So, why does this matter?
First, think about instances where we use the word “committed.” People are “committed” to institutions, like prisons or hospitals. Crimes are “committed.” Most often, we encounter this word with a negative connotation.
But suicide is not a crime. It is a tragedy.
“Died by” vs. “committed” suicide – the difference
Saying that a person committed suicide gives their passing the connotation of a crime. Which it is not. It is unfortunate. And terribly, terribly sad. It is heartbreaking. It hurts other people. But it is not a crime. And most times, it is not even a choice.
People who die by suicide are not criminals. They are not inherently bad. They’ve just lost the battle with a disorder, just like people who die from cancer or heart attack have lost the battle with a disease. I would argue that people who die by suicide are far closer to victims than they are criminals.
What I’m doing
Every time I encounter the phrase “commit/committed/commits suicide,” I challenge it. Vocally. And I invite you to as well.
The thing that I find most interesting is that in her afterword, Niven uses “died by suicide,” not “committed.” I wonder why she chose the other wording in the story. I wonder if perhaps she thought it would be more realistic for a teenager to not know the right wording. I don’t know.
But I do think that writers and bloggers and mental health advocates have a duty to treat mental health and stigma with care. Words are powerful. Don’t get me wrong, I think Niven does a very good job of this for 99% of her novel. But any time a person reads the word “committed” instead of “died by” before the word “suicide,” it teaches the reader, subconsciously or not, that that is the word you use. Conversely, the same can be said about choosing to write “died by.”

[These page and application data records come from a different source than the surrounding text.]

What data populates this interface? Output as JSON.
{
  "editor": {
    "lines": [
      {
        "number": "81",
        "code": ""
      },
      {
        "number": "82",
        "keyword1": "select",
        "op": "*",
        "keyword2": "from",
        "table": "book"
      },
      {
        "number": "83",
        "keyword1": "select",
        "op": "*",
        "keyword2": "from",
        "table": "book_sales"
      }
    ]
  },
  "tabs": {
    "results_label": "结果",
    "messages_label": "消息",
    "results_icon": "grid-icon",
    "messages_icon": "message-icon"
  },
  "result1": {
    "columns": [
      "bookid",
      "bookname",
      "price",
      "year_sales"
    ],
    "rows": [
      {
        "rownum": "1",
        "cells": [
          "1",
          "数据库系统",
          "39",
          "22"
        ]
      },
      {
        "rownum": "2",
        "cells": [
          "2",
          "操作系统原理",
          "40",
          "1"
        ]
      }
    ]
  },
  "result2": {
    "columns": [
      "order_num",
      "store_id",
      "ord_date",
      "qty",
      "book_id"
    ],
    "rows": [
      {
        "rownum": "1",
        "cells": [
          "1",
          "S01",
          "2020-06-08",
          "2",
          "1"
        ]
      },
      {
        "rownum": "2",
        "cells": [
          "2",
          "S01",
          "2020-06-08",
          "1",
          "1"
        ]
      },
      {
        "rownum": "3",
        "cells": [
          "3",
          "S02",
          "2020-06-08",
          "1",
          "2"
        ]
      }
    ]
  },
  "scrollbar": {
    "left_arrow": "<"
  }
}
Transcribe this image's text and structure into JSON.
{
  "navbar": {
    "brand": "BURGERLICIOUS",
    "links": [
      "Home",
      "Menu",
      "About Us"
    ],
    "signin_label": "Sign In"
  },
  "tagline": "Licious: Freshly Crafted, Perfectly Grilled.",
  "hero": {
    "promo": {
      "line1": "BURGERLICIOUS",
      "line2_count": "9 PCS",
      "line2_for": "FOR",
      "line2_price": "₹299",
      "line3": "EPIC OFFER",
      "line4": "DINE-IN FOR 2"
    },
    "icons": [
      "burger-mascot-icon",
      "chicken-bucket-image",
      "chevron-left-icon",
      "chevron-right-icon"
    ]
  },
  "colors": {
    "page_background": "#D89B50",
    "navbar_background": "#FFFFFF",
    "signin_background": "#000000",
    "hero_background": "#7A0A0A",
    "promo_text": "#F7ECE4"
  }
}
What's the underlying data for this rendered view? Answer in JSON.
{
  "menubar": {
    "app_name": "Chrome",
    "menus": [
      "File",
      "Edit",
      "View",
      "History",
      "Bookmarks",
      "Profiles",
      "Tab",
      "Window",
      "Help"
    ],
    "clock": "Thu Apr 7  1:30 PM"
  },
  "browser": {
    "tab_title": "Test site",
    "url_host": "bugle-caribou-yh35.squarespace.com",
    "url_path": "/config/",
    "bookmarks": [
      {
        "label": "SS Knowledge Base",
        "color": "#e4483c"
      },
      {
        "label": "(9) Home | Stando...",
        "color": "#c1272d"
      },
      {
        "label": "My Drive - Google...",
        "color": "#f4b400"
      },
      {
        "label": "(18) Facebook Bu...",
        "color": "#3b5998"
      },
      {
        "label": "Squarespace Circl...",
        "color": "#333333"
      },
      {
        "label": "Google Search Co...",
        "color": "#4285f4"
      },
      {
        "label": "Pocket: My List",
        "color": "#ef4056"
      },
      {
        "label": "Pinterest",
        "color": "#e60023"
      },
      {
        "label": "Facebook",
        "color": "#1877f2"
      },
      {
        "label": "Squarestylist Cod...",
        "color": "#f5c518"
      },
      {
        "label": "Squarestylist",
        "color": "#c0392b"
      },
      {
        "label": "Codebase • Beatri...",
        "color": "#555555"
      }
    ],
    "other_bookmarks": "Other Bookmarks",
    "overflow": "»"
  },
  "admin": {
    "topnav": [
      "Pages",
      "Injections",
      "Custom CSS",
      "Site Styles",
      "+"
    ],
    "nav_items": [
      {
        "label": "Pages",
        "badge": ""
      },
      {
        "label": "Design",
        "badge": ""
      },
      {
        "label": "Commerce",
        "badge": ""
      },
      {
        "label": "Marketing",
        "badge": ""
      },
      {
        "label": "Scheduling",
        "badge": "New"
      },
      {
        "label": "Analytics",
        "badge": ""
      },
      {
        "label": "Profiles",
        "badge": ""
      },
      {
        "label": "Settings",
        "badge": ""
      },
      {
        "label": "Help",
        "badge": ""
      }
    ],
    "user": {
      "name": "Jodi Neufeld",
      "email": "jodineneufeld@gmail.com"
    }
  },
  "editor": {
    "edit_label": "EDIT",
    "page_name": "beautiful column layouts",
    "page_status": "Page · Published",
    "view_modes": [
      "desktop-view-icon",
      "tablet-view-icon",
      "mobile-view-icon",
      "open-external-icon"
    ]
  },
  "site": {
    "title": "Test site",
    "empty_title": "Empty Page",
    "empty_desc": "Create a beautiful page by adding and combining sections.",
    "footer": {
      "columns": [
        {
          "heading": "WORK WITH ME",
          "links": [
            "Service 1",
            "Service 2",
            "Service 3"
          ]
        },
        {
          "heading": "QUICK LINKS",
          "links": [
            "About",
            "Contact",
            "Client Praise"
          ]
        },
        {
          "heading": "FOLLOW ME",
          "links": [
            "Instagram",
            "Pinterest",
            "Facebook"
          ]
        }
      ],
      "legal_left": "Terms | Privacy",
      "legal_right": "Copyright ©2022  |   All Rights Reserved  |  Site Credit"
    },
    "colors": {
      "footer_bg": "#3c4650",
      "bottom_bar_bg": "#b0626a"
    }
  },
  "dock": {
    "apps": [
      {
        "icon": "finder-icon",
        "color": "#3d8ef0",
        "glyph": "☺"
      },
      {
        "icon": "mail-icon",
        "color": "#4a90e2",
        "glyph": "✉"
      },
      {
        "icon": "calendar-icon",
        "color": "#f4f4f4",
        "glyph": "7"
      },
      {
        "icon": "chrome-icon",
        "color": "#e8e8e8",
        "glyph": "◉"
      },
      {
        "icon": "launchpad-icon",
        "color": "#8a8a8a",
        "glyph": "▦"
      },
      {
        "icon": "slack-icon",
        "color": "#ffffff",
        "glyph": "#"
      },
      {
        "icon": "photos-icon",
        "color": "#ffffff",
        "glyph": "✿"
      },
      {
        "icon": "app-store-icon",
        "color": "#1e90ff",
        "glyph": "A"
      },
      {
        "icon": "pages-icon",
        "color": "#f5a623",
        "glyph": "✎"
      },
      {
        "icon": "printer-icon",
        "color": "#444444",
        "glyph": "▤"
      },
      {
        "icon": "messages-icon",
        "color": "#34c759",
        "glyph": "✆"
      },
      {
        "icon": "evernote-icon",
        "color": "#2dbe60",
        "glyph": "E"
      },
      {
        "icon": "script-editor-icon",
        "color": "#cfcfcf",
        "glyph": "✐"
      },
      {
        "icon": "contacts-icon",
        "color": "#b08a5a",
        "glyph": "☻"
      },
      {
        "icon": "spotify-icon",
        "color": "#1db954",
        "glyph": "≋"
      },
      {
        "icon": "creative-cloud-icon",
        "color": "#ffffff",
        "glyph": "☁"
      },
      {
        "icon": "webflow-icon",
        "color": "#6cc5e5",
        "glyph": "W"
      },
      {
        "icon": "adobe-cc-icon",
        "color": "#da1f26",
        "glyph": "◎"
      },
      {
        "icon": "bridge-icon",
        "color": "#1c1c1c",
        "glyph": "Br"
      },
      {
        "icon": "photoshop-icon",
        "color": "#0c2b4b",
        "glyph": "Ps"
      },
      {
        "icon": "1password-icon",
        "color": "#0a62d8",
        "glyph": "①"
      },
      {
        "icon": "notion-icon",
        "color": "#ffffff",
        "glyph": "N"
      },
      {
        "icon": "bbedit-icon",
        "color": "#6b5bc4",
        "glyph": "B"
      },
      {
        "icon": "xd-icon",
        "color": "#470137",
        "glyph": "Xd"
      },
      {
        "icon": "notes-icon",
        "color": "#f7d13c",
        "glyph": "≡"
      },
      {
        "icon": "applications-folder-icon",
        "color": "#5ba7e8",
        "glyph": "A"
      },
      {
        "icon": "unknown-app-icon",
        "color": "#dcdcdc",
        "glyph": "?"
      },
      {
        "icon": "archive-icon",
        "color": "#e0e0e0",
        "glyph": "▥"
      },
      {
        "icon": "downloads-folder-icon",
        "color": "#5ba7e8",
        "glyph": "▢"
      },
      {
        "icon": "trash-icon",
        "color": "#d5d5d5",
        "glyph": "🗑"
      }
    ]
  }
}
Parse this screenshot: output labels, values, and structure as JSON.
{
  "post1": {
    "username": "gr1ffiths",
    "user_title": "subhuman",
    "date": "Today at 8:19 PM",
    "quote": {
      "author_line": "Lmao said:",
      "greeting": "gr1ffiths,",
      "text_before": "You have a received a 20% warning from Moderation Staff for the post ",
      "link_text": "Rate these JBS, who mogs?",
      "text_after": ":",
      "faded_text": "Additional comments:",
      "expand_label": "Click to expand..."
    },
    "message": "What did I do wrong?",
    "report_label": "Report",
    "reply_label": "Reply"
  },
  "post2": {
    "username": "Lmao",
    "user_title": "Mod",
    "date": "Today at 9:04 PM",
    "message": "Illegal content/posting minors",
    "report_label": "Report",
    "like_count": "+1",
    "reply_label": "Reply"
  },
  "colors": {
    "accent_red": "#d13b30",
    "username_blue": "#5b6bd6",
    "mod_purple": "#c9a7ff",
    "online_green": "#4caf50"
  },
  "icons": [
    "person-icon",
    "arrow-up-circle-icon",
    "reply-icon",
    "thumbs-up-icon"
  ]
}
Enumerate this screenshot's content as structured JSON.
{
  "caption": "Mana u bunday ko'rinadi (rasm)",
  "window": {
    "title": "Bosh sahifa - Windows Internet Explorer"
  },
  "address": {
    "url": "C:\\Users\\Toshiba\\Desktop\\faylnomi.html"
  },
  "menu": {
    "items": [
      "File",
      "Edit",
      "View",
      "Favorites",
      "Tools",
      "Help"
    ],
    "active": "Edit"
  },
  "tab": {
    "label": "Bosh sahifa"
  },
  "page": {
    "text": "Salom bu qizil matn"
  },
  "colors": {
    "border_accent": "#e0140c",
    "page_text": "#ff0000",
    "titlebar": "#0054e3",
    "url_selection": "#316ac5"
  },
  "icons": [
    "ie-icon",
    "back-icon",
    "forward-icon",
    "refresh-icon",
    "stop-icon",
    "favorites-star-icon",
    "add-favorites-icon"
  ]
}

In a world where there is still so much stigma associated with mental illness, perpetuating as much health-centred, person-centred, and less-negative vocabulary is important.
Let’s work to end the stigma, and help people who suffer with various mental disorders and who experience suicidal ideation or thoughts of suicide.
Peace and love,